This is a big beer. How big? Last year they used 2,008 pounds of grain for a 30 barrel batch. This year? 2009 pounds. Get it? But there's another key difference. Since last year's 12% abv bruiser got itself brewed, head brewer Tyler King has improved their mash efficiency some 30%. Meaning this year's Anniversary beer should clock in at around 16% abv. Put it this way, at 9 barrels into the kettle, the mid-runnings were coming out 23.8 brix. That's before the sugar and three hour boil. One more thing, they need to brew this beer in stages. So, 15 barrels are brewed starting at about 7:00 am. The other half starts around 3:30 pm. Inverted sugar and all. 

Here's the grant under the mashtun. Sweet wort is pulled from three different locations and mixed together in the grant before either being returned to the mash tun for the Vorlauf or diverted into the boiling kettle. I got to run the grant for the first half-beer's Vorlauf and mashout. While very cool, we're talking about a 40 minute Vorlauf and two-hour run off. Lots of work, but very hands on as someone (me) has to sit and regulate the three valves you're looking at, plus a fourth valve that returns/ships off the wort. 

That's the sight tube used to observe the wort during the Vorlauf. Looking for clear wort. 

Notice how much the wort has darkened up after 40 minutes of Vorlaufing. And no, I'm not sure if "Vorlaufing" is actually a word.

Luckily, Patrick picked up on the fact that I was working too hard and decided to take me barrel tasting! That's me pulling a sample of their Wheat Wine, which was quite boozy but still aging. Yes, we also pulled a sample of their First Anniversary beer. Quite impressive. You do get oak and vanilla from the Heaven Hill Bourbon barrel, but there's also a fantastically deep flavor profile -- layered caramel, darker fruits and a great bittereness that fades into alcoholic warmth.  And I can't even begin to describe what their barrel-aged 18% Imperial Stout tastes like... I'll save that for another post.
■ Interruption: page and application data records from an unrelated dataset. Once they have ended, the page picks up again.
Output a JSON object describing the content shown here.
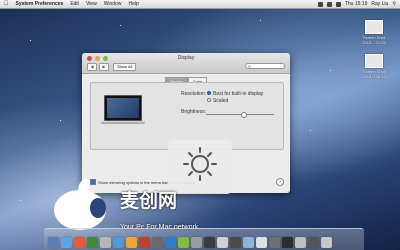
{
  "menubar": {
    "apple": "",
    "app_name": "System Preferences",
    "menus": [
      "Edit",
      "View",
      "Window",
      "Help"
    ],
    "clock": "Thu 15:19",
    "user": "Ray Liu"
  },
  "desktop_files": [
    {
      "name": "Screen Shot",
      "date": "2013....21.05"
    },
    {
      "name": "Screen Shot",
      "date": "2013....38.13"
    }
  ],
  "window": {
    "title": "Display",
    "show_all": "Show All",
    "tabs": [
      "Display",
      "Color"
    ],
    "selected_tab": "Display",
    "resolution_label": "Resolution:",
    "resolution_options": [
      "Best for built-in display",
      "Scaled"
    ],
    "resolution_selected": "Best for built-in display",
    "brightness_label": "Brightness:",
    "brightness_value": 0.55,
    "mirroring_label": "Show mirroring options in the menu bar when available",
    "mirroring_checked": true,
    "help": "?"
  },
  "hud": {
    "icon": "brightness-icon",
    "level": 0.55
  },
  "watermark": {
    "chinese": "麦创网",
    "tagline": "Your Pc For Mac network"
  },
  "dock": {
    "colors": [
      "#5b7fb3",
      "#5aa3e6",
      "#e65b3c",
      "#3d8c3a",
      "#b7b7b7",
      "#4e9ad6",
      "#f1a33a",
      "#c33f2f",
      "#6b6b6b",
      "#2f7dd1",
      "#7fbf3d",
      "#9d9d9d",
      "#3b3b3b",
      "#d1d1d1",
      "#4a4a4a",
      "#8fb4d6",
      "#e0e0e0",
      "#6f6f6f",
      "#2d2d2d",
      "#bfbfbf",
      "#555555",
      "#c8c8c8"
    ]
  }
}
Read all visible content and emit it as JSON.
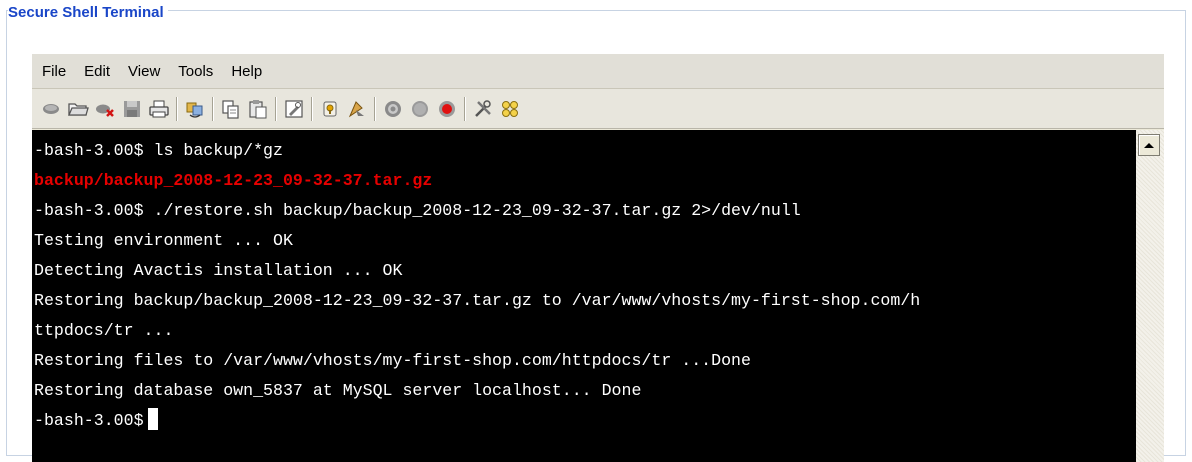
{
  "panel": {
    "title": "Secure Shell Terminal"
  },
  "menu": [
    "File",
    "Edit",
    "View",
    "Tools",
    "Help"
  ],
  "toolbar": [
    "connect-icon",
    "open-folder-icon",
    "disconnect-icon",
    "save-icon",
    "print-icon",
    "separator",
    "reconnect-icon",
    "separator",
    "copy-icon",
    "paste-icon",
    "separator",
    "settings-icon",
    "separator",
    "key-icon",
    "transfer-icon",
    "separator",
    "record-icon",
    "pause-icon",
    "stop-icon",
    "separator",
    "tools-icon",
    "options-icon"
  ],
  "terminal": {
    "lines": [
      {
        "text": "-bash-3.00$ ls backup/*gz",
        "color": "#ffffff"
      },
      {
        "text": "backup/backup_2008-12-23_09-32-37.tar.gz",
        "color": "#e60000"
      },
      {
        "text": "-bash-3.00$ ./restore.sh backup/backup_2008-12-23_09-32-37.tar.gz 2>/dev/null",
        "color": "#ffffff"
      },
      {
        "text": "Testing environment ... OK",
        "color": "#ffffff"
      },
      {
        "text": "Detecting Avactis installation ... OK",
        "color": "#ffffff"
      },
      {
        "text": "Restoring backup/backup_2008-12-23_09-32-37.tar.gz to /var/www/vhosts/my-first-shop.com/h",
        "color": "#ffffff"
      },
      {
        "text": "ttpdocs/tr ...",
        "color": "#ffffff"
      },
      {
        "text": "Restoring files to /var/www/vhosts/my-first-shop.com/httpdocs/tr ...Done",
        "color": "#ffffff"
      },
      {
        "text": "Restoring database own_5837 at MySQL server localhost... Done",
        "color": "#ffffff"
      }
    ],
    "prompt": "-bash-3.00$"
  },
  "colors": {
    "legend": "#1a46c8",
    "terminal_bg": "#000000",
    "highlight": "#e60000"
  }
}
Head brewer Tyler King sampling a few of his creations. All in all Patrick pulled nine barrel aged beers for me to taste. Yes, I'm a lucky bastard. I'm not going to say too much more because I don't know what Patrick wants to keep a secret, but I can say that there is a sour beer in the mix that is going to bowl many people over. Maybe even you.

Patrick Rue sampling his wares.

Distribution manager/brewer Jonas Nemura doing the same thing.

Another shot of Jonas w/gas mask. He was milling 1,000 pounds of malt -- grain dust sucks.

And finally, the newest Bruery brewer, Jay. Here he is eating a well-earned lunch after he not only muscled several 500+ pounds barrels of spent grain, but cleaned the damn mash tun. I liked this young brewer quite a bit, and not just because he complimented my homebrew. Anyhow, I hope to see 'em all next year for the Third Anniversary.


Jeffrey said...

I heard Patrick Rue on the Brewing Network, and it made me wish I lived in California. You're making me wish harder.

Mike said...

Good stuff! It is great that the beer scene is finally starting to get some traction in LA.